— Exercise —
Each entry should be returned exactly as written, with no pictures carried over.

[Source data]
• • • •

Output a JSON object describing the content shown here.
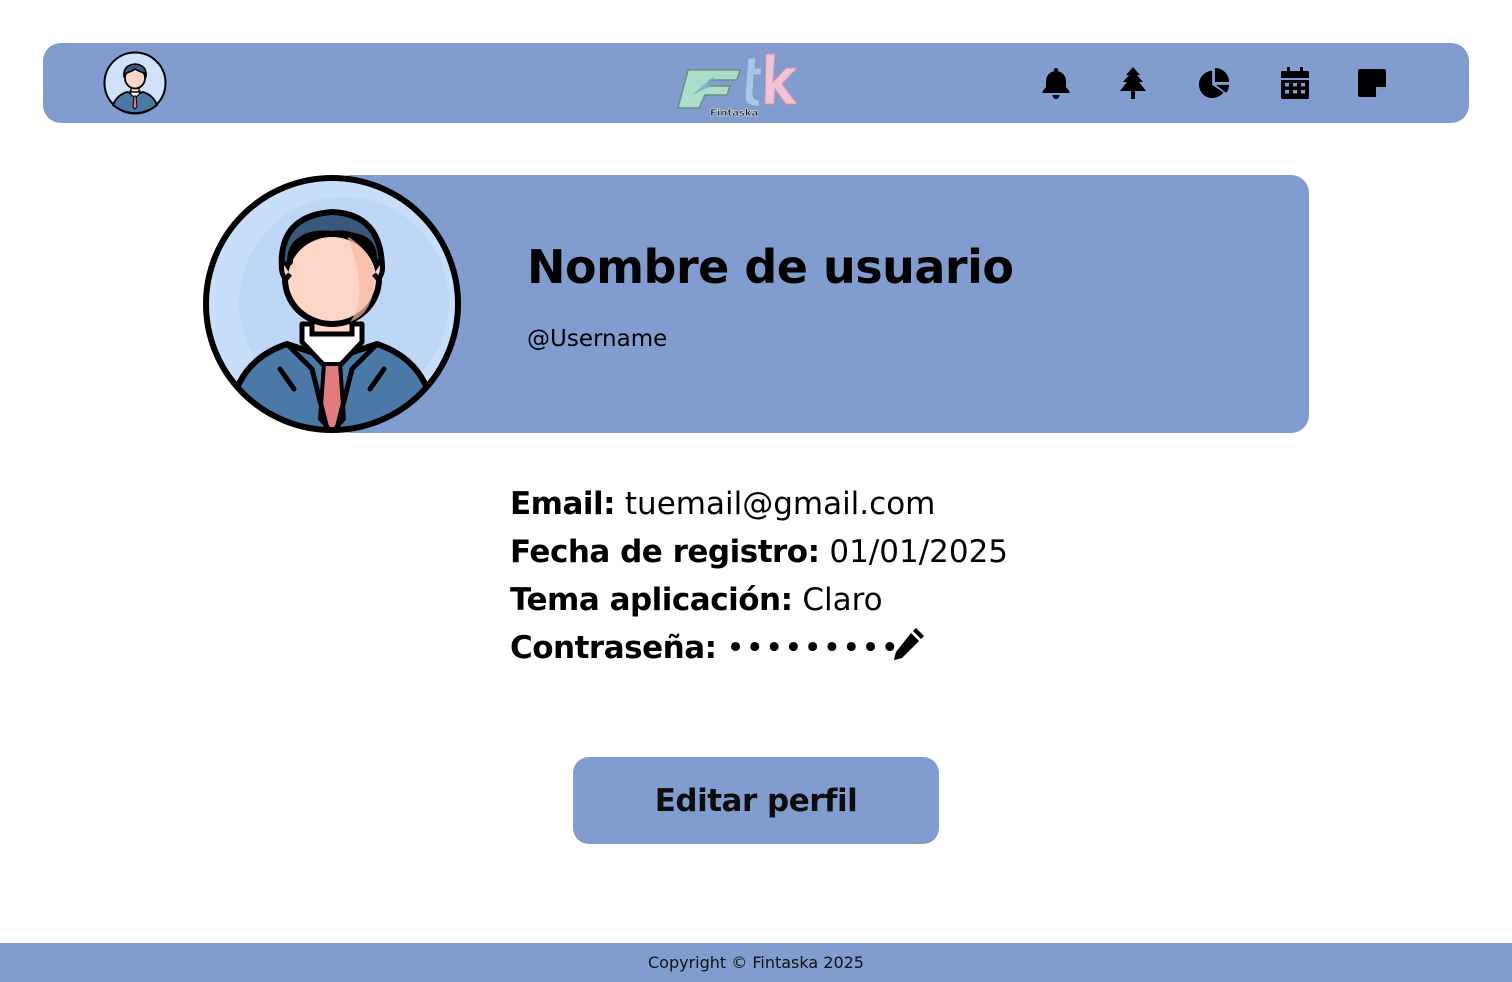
{
  "app": {
    "logo_text": "Ftk",
    "logo_subtext": "Fintaska"
  },
  "header": {
    "nav_icons": [
      "bell-icon",
      "tree-icon",
      "pie-chart-icon",
      "calendar-icon",
      "sticky-note-icon"
    ]
  },
  "profile": {
    "display_name": "Nombre de usuario",
    "username": "@Username"
  },
  "info": {
    "email_label": "Email:",
    "email_value": "tuemail@gmail.com",
    "registration_label": "Fecha de registro:",
    "registration_value": "01/01/2025",
    "theme_label": "Tema aplicación:",
    "theme_value": "Claro",
    "password_label": "Contraseña:",
    "password_value": "•••••••••"
  },
  "actions": {
    "edit_profile_label": "Editar perfil"
  },
  "footer": {
    "copyright": "Copyright © Fintaska 2025"
  },
  "colors": {
    "accent": "#819dcf",
    "background": "#ffffff"
  }
}
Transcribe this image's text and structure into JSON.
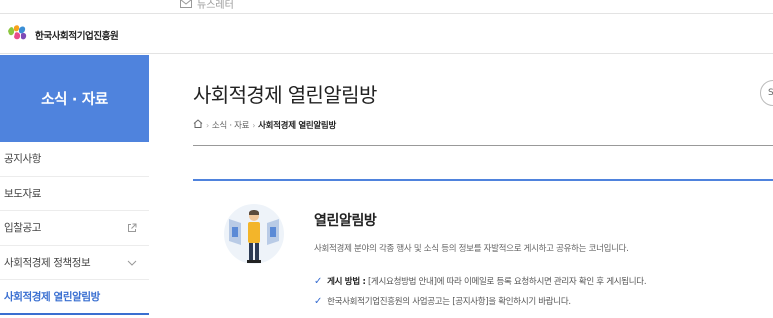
{
  "util": {
    "newsletter": "뉴스레터"
  },
  "header": {
    "logo_text": "한국사회적기업진흥원"
  },
  "sidebar": {
    "title": "소식 · 자료",
    "items": [
      {
        "label": "공지사항"
      },
      {
        "label": "보도자료"
      },
      {
        "label": "입찰공고",
        "icon": "external-link-icon"
      },
      {
        "label": "사회적경제 정책정보",
        "icon": "chevron-down-icon"
      },
      {
        "label": "사회적경제 열린알림방",
        "active": true
      }
    ]
  },
  "page": {
    "title": "사회적경제 열린알림방",
    "side_button_glyph": "S",
    "breadcrumb": {
      "home_icon": "home-icon",
      "section": "소식 · 자료",
      "current": "사회적경제 열린알림방"
    }
  },
  "card": {
    "heading": "열린알림방",
    "description": "사회적경제 분야의 각종 행사 및 소식 등의 정보를 자발적으로 게시하고 공유하는 코너입니다.",
    "bullet1_label": "게시 방법 :",
    "bullet1_text": "[게시요청방법 안내]에 따라 이메일로 등록 요청하시면 관리자 확인 후 게시됩니다.",
    "bullet2_text": "한국사회적기업진흥원의 사업공고는 [공지사항]을 확인하시기 바랍니다."
  },
  "colors": {
    "accent": "#4f83dd",
    "link": "#3a6fd1"
  }
}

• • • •

— The completed task —
Output a JSON object describing the content shown here.
{
  "app": {
    "logo_text": "Ftk",
    "logo_subtext": "Fintaska"
  },
  "header": {
    "nav_icons": [
      "bell-icon",
      "tree-icon",
      "pie-chart-icon",
      "calendar-icon",
      "sticky-note-icon"
    ]
  },
  "profile": {
    "display_name": "Nombre de usuario",
    "username": "@Username"
  },
  "info": {
    "email_label": "Email:",
    "email_value": "tuemail@gmail.com",
    "registration_label": "Fecha de registro:",
    "registration_value": "01/01/2025",
    "theme_label": "Tema aplicación:",
    "theme_value": "Claro",
    "password_label": "Contraseña:",
    "password_value": "•••••••••"
  },
  "actions": {
    "edit_profile_label": "Editar perfil"
  },
  "footer": {
    "copyright": "Copyright © Fintaska 2025"
  },
  "colors": {
    "accent": "#819dcf",
    "background": "#ffffff"
  }
}
Transcribe this image's text and structure into JSON.
{
  "util": {
    "newsletter": "뉴스레터"
  },
  "header": {
    "logo_text": "한국사회적기업진흥원"
  },
  "sidebar": {
    "title": "소식 · 자료",
    "items": [
      {
        "label": "공지사항"
      },
      {
        "label": "보도자료"
      },
      {
        "label": "입찰공고",
        "icon": "external-link-icon"
      },
      {
        "label": "사회적경제 정책정보",
        "icon": "chevron-down-icon"
      },
      {
        "label": "사회적경제 열린알림방",
        "active": true
      }
    ]
  },
  "page": {
    "title": "사회적경제 열린알림방",
    "side_button_glyph": "S",
    "breadcrumb": {
      "home_icon": "home-icon",
      "section": "소식 · 자료",
      "current": "사회적경제 열린알림방"
    }
  },
  "card": {
    "heading": "열린알림방",
    "description": "사회적경제 분야의 각종 행사 및 소식 등의 정보를 자발적으로 게시하고 공유하는 코너입니다.",
    "bullet1_label": "게시 방법 :",
    "bullet1_text": "[게시요청방법 안내]에 따라 이메일로 등록 요청하시면 관리자 확인 후 게시됩니다.",
    "bullet2_text": "한국사회적기업진흥원의 사업공고는 [공지사항]을 확인하시기 바랍니다."
  },
  "colors": {
    "accent": "#4f83dd",
    "link": "#3a6fd1"
  }
}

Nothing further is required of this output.